Improving COPD Exercise Capacity: Portable High-Flow Nasal Oxygen vs Usual O2

Nurse helping male patient exercise upper body.
Nurse helping male patient exercise upper body.
Is HFNO delivered via a battery-supplied effective for improving exercise capacity in patients with COPD and severe exercise limitation?

The use of high-flow nasal oxygen (HFNO) delivered with a battery-supplied portable device was more effective than usual oxygen supplementation for improving walking distance in patients with chronic obstructive pulmonary disease (COPD) and severe exercise limitation, according to study findings published in Respiration.

Patients in the study were recruited from a single center in Italy. All patients had COPD, were between the ages of 45 and 85 years, and had severe exercise limitation defined by a 6-minute walking test (6MWT) distance less than 300 meters with perceived dyspnea at the end of the test. In total, the study enrolled 20 stable patients with COPD after baseline 6MWT who required an oxygen inspiratory fraction (FiO2) less than 0.60 during exercise.
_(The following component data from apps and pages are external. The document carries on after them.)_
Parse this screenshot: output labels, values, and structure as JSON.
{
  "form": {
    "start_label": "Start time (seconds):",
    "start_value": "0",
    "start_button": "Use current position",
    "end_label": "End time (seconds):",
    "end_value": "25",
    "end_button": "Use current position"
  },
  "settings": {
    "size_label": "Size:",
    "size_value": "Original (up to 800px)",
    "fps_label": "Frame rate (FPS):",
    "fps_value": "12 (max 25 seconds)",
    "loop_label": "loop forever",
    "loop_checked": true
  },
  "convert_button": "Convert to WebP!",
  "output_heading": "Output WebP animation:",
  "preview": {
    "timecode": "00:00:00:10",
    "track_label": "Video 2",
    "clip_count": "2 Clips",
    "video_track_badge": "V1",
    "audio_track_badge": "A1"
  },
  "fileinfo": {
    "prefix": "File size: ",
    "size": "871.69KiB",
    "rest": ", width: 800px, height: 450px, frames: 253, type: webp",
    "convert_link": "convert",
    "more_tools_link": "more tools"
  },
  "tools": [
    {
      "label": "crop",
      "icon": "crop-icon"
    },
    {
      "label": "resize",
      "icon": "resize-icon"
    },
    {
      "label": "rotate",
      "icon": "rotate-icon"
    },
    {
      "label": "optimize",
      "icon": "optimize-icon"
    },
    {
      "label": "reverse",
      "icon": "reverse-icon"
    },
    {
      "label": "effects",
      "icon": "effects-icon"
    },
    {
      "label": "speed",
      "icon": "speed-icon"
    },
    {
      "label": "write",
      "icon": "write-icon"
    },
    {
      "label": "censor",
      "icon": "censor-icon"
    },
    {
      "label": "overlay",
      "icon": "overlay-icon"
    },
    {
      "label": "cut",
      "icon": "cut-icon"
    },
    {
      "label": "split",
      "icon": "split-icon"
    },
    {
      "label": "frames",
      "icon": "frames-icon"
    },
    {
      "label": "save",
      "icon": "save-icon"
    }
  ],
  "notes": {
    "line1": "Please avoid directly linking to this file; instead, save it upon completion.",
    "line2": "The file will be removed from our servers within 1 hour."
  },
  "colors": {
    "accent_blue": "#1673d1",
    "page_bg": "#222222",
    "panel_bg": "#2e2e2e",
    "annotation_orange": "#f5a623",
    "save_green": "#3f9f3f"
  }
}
In the crossover trial, patients randomly performed a 6MWT on 2 consecutive days with either HFNO with a portable device (HFNO test) or oxygen supplementation by a Venturi mask (control) at isoFiO2. At the end of the tests, the investigators assessed walked distance, perceived dyspnea, pulse oximetry, and inspiratory capacity. Patient-reported comfort was also assessed at the end of the tests.

A total of 9 patients (mean age, 70.3±10.2 years) were on home long-term oxygen therapy (LTOT), while 11 patients (mean age, 68.1±7.5 years) did not require oxygen during exercise. Patients with LTOT had a significantly lower mean body mass index (23.9±7.4 kg/m2 vs 25.2±3.8 kg/m2, respectively; P =.018).

At baseline, the mean 6MWT distance was 227.2±61.1 m. At the end of the study, the walking distance improved more with HFNO than with the control (+61.1±37.8 vs +39.7±43.8 m, respectively; P =.01). Specifically, the corresponding mean 6MWT distances for control and HFNO tests were 267.0±53.7 m and 288.4±58.7 m, respectively. Patients who were on LTOT had a significantly lower improvement in the 6MWT between control and HFNO test compared with patients not on LTOT (7.01±21.9 vs 33.1±33.3, respectively).

The investigators found no differences between the 2 tests in regard to dyspnea, peripheral oxygen saturation, or inspiratory capacity. The HFNO test was considered more comfortable by patients than the control test.

Limitations of the study included its small sample size, the lack of blinding across patients and assessors, as well as the assessment of only changes in inspiratory capacity vs other parameters of respiratory mechanics and hemodynamics.

The researchers wrote that while it may prove difficult “to propose the use” of the HFNO device in patients’ everyday life, the “tool might be useful in rehabilitation settings.” The investigators added that further studies were needed to identify clinical characteristics of patients most likely to respond to this treatment, as well as to assess the effectiveness of the portable device during the activities of the daily life.


Carlucci A, Rossi V, Cirio S, et al. Portable high-flow nasal oxygen during walking in patients with severe chronic obstructive pulmonary disease: a randomized controlled trial. Respiration. 2021;100(12):1158-1164. doi:10.1159/000517033